Every line below that has the string "active" needs to be copied.

[Element data from apps and pages]
☆ ☆ ☆ ☆ ☆ ☆ ☆

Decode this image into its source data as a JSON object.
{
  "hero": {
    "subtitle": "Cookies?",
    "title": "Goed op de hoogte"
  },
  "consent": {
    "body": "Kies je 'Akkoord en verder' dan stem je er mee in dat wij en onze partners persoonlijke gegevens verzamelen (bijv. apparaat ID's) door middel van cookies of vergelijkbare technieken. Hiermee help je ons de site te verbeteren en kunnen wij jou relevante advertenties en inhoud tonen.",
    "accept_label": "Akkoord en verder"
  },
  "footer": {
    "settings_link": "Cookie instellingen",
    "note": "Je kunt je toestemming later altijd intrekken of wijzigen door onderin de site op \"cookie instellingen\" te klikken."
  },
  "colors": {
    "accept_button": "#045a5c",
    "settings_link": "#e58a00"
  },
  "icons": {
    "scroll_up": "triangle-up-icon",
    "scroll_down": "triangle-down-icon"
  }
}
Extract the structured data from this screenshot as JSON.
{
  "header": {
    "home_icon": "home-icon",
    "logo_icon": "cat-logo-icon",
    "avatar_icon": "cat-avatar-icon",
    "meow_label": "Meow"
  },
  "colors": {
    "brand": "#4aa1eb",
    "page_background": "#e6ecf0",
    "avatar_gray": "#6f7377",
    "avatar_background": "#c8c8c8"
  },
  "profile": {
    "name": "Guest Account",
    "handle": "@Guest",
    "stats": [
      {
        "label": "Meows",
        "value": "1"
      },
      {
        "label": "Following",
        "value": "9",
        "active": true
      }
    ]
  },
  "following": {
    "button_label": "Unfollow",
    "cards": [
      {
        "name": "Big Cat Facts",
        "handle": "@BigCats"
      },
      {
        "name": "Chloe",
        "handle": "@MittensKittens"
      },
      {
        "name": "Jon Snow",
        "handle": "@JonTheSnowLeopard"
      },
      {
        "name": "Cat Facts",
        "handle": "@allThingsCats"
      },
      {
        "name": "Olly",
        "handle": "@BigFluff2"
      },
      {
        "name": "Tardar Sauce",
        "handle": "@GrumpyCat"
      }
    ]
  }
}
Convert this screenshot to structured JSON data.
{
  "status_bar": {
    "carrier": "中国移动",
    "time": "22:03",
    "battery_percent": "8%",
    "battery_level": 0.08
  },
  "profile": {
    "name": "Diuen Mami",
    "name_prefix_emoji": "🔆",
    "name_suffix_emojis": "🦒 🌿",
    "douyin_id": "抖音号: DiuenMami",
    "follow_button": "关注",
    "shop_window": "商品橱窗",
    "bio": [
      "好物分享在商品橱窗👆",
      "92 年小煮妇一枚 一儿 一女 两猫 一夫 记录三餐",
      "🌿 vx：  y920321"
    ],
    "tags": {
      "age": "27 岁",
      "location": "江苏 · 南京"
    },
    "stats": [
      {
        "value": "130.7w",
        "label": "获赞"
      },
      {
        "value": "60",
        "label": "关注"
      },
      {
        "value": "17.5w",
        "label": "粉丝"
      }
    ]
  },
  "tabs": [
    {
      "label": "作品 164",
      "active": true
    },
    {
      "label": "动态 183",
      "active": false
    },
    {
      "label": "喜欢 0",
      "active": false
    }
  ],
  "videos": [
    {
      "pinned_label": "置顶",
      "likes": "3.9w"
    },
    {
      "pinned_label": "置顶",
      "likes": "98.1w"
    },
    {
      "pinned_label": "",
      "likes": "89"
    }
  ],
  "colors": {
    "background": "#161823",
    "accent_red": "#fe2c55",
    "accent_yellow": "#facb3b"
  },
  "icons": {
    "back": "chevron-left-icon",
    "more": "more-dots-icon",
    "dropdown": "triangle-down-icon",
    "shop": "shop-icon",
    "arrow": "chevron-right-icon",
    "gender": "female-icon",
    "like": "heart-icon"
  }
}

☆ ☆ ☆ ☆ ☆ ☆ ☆

### Answer space
        "active": true
      "active": true
      "active": false
      "active": false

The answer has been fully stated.